■ **Stored data**:
▬▬▬▬▬▬▬▬▬▬

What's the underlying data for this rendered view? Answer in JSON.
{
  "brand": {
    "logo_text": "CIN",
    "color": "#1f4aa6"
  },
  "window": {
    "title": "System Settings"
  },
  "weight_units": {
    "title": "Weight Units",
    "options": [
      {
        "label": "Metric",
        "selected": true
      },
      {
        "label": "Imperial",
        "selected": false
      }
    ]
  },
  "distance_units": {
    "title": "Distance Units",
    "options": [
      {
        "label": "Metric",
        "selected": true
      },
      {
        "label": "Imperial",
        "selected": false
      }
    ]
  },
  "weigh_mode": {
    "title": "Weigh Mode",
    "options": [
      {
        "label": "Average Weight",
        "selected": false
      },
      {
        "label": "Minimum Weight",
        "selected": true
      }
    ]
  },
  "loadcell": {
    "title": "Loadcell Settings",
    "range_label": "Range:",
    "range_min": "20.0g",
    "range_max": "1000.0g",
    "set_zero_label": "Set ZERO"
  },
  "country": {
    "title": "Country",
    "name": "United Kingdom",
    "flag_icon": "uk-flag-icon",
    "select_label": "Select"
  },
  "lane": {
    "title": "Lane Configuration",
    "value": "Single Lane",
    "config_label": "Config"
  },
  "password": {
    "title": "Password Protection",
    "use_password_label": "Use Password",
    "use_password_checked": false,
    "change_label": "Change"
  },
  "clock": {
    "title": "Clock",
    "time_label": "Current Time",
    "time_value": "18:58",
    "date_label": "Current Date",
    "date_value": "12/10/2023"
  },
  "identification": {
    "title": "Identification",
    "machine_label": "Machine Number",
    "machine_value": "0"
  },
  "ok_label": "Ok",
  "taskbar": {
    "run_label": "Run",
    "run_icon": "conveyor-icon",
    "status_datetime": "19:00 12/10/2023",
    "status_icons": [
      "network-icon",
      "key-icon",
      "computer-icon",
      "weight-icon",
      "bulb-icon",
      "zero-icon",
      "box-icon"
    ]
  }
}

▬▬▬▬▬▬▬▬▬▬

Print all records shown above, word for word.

What's the underlying data for this rendered view? Answer in JSON.
{
  "brand": {
    "logo_text": "CIN",
    "color": "#1f4aa6"
  },
  "window": {
    "title": "System Settings"
  },
  "weight_units": {
    "title": "Weight Units",
    "options": [
      {
        "label": "Metric",
        "selected": true
      },
      {
        "label": "Imperial",
        "selected": false
      }
    ]
  },
  "distance_units": {
    "title": "Distance Units",
    "options": [
      {
        "label": "Metric",
        "selected": true
      },
      {
        "label": "Imperial",
        "selected": false
      }
    ]
  },
  "weigh_mode": {
    "title": "Weigh Mode",
    "options": [
      {
        "label": "Average Weight",
        "selected": false
      },
      {
        "label": "Minimum Weight",
        "selected": true
      }
    ]
  },
  "loadcell": {
    "title": "Loadcell Settings",
    "range_label": "Range:",
    "range_min": "20.0g",
    "range_max": "1000.0g",
    "set_zero_label": "Set ZERO"
  },
  "country": {
    "title": "Country",
    "name": "United Kingdom",
    "flag_icon": "uk-flag-icon",
    "select_label": "Select"
  },
  "lane": {
    "title": "Lane Configuration",
    "value": "Single Lane",
    "config_label": "Config"
  },
  "password": {
    "title": "Password Protection",
    "use_password_label": "Use Password",
    "use_password_checked": false,
    "change_label": "Change"
  },
  "clock": {
    "title": "Clock",
    "time_label": "Current Time",
    "time_value": "18:58",
    "date_label": "Current Date",
    "date_value": "12/10/2023"
  },
  "identification": {
    "title": "Identification",
    "machine_label": "Machine Number",
    "machine_value": "0"
  },
  "ok_label": "Ok",
  "taskbar": {
    "run_label": "Run",
    "run_icon": "conveyor-icon",
    "status_datetime": "19:00 12/10/2023",
    "status_icons": [
      "network-icon",
      "key-icon",
      "computer-icon",
      "weight-icon",
      "bulb-icon",
      "zero-icon",
      "box-icon"
    ]
  }
}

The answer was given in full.